Record excerpts.
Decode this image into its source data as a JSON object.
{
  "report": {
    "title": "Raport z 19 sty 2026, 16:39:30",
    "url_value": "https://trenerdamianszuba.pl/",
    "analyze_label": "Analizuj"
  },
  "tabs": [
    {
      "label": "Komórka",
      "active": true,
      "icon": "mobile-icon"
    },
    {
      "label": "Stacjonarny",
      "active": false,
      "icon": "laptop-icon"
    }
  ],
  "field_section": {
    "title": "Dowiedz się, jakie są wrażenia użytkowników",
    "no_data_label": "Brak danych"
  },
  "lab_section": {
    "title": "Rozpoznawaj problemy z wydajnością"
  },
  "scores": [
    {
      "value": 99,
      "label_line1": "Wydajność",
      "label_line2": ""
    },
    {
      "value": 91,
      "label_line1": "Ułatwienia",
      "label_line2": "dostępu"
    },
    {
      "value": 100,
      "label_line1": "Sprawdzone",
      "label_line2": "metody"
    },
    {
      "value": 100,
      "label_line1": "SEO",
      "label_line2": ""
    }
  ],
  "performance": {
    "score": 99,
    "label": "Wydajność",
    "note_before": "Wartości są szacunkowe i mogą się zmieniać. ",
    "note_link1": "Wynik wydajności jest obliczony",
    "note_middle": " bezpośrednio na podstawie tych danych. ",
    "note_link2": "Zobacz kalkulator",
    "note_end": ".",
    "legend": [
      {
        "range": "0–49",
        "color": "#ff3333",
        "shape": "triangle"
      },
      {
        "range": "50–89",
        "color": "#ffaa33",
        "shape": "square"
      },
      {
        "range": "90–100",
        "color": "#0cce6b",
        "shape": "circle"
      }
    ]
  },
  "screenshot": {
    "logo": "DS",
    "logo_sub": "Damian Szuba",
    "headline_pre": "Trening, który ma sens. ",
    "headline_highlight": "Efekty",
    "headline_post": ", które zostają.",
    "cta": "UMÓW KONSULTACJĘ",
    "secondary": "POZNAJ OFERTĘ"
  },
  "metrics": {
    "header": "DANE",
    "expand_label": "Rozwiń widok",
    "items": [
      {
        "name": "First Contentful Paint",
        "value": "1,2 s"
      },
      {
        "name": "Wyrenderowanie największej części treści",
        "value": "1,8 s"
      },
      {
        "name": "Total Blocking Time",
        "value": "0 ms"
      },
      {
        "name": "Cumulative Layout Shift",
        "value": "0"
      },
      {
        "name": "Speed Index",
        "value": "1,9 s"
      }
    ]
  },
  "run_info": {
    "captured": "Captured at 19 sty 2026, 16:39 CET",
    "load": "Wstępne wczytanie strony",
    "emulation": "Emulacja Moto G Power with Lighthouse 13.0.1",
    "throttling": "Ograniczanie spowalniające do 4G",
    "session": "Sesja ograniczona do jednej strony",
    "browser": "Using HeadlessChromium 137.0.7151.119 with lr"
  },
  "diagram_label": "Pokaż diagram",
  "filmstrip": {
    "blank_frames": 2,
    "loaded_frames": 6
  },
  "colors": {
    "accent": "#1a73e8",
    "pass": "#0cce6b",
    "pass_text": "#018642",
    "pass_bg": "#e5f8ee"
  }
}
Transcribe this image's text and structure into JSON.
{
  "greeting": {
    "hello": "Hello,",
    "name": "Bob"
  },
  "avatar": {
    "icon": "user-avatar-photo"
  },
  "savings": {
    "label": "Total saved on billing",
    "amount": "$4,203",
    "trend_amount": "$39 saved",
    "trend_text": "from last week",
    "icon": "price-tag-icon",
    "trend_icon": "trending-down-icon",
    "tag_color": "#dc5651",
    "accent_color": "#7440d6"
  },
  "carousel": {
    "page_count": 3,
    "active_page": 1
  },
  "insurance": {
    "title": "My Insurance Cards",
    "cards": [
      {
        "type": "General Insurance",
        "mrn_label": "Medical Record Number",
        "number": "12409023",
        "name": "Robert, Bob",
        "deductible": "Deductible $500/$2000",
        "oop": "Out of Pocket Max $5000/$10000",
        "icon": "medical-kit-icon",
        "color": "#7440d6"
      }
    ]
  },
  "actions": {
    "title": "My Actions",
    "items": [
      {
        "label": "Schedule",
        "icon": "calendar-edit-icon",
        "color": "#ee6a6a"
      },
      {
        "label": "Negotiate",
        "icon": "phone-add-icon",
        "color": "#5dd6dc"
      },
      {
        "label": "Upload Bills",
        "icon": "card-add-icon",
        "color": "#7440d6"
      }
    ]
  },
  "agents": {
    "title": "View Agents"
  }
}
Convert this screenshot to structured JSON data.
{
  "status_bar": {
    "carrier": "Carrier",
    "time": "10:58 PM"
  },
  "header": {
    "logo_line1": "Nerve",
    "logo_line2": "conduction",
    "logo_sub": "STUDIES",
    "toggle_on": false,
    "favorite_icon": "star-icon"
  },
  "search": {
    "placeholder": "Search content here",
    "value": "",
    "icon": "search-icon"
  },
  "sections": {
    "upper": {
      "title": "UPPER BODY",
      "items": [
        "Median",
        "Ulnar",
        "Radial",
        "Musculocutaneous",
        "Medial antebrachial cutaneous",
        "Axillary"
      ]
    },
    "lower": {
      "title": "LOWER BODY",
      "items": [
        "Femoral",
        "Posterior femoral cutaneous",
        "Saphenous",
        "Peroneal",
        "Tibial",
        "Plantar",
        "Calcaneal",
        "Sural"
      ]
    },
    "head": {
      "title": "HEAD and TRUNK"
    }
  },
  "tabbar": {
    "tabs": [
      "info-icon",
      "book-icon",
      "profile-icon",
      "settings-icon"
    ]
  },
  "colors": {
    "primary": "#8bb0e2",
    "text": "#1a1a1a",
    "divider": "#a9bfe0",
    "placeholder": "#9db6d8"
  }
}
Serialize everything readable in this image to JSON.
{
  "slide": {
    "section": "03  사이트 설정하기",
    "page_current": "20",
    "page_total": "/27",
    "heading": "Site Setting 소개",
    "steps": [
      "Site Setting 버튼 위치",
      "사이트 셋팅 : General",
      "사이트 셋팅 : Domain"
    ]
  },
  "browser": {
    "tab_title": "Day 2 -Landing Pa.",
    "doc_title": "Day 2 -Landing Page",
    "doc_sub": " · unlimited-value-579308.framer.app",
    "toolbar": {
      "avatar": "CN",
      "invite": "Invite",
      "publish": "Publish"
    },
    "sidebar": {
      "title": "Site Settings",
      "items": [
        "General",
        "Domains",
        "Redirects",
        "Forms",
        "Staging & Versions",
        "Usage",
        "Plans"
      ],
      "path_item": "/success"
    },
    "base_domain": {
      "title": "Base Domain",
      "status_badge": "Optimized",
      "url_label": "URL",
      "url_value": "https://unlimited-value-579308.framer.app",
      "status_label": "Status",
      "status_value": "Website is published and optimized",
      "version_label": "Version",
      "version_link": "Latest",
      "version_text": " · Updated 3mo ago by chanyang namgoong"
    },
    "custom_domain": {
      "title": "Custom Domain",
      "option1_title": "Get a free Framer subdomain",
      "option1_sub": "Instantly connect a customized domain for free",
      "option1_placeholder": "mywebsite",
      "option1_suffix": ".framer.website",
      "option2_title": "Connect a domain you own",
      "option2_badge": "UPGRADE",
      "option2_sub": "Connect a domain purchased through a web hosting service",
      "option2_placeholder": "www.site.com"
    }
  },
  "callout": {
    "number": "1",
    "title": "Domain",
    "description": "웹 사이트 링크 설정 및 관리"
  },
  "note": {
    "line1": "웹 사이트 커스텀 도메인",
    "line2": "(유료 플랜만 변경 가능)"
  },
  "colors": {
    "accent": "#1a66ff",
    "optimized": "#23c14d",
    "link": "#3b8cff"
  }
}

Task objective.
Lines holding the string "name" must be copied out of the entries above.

Answer for this exercise.
        "name": "First Contentful Paint",
        "name": "Wyrenderowanie największej części treści",
        "name": "Total Blocking Time",
        "name": "Cumulative Layout Shift",
        "name": "Speed Index",
    "name": "Bob"
        "name": "Robert, Bob",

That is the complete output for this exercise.